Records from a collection
==========
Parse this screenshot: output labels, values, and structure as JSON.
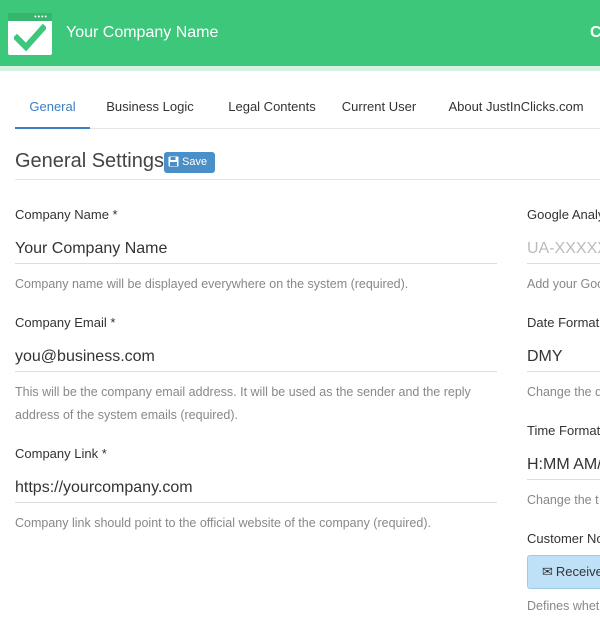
{
  "header": {
    "app_title": "Your Company Name",
    "right_text": "C",
    "bg_color": "#3cc77a",
    "logo_icon": "checkmark-calendar-icon"
  },
  "tabs": [
    {
      "label": "General",
      "active": true
    },
    {
      "label": "Business Logic",
      "active": false
    },
    {
      "label": "Legal Contents",
      "active": false
    },
    {
      "label": "Current User",
      "active": false
    },
    {
      "label": "About JustInClicks.com",
      "active": false
    }
  ],
  "section": {
    "title": "General Settings",
    "save_label": "Save",
    "save_icon": "floppy-disk-icon"
  },
  "left": {
    "company_name": {
      "label": "Company Name *",
      "value": "Your Company Name",
      "help": "Company name will be displayed everywhere on the system (required)."
    },
    "company_email": {
      "label": "Company Email *",
      "value": "you@business.com",
      "help": "This will be the company email address. It will be used as the sender and the reply address of the system emails (required)."
    },
    "company_link": {
      "label": "Company Link *",
      "value": "https://yourcompany.com",
      "help": "Company link should point to the official website of the company (required)."
    }
  },
  "right": {
    "google_analytics": {
      "label": "Google Analy",
      "placeholder": "UA-XXXXX",
      "help": "Add your Goo"
    },
    "date_format": {
      "label": "Date Format",
      "value": "DMY",
      "help": "Change the d"
    },
    "time_format": {
      "label": "Time Format",
      "value": "H:MM AM/",
      "help": "Change the t"
    },
    "customer_notifications": {
      "label": "Customer No",
      "button_label": "Receive",
      "button_icon": "envelope-icon",
      "help": "Defines whet"
    }
  }
}
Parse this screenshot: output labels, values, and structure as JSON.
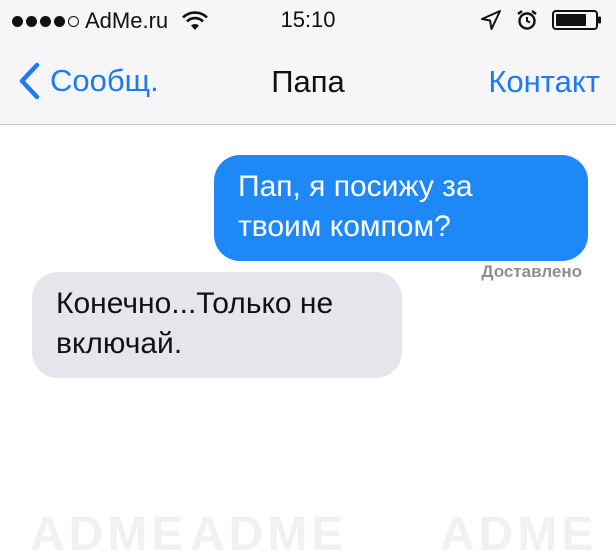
{
  "status_bar": {
    "carrier": "AdMe.ru",
    "time": "15:10"
  },
  "nav": {
    "back_label": "Сообщ.",
    "title": "Папа",
    "contact_label": "Контакт"
  },
  "watermark_text": "ADME",
  "messages": [
    {
      "direction": "outgoing",
      "text": "Пап, я посижу за твоим компом?"
    },
    {
      "direction": "incoming",
      "text": "Конечно...Только не включай."
    }
  ],
  "delivery_status": "Доставлено",
  "colors": {
    "outgoing_bubble": "#1e88f6",
    "incoming_bubble": "#e6e5ec",
    "accent": "#1d7af3"
  }
}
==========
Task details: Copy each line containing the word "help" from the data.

Solution:
      "help": "Company name will be displayed everywhere on the system (required)."
      "help": "This will be the company email address. It will be used as the sender and the reply address of the system emails (required)."
      "help": "Company link should point to the official website of the company (required)."
      "help": "Add your Goo"
      "help": "Change the d"
      "help": "Change the t"
      "help": "Defines whet"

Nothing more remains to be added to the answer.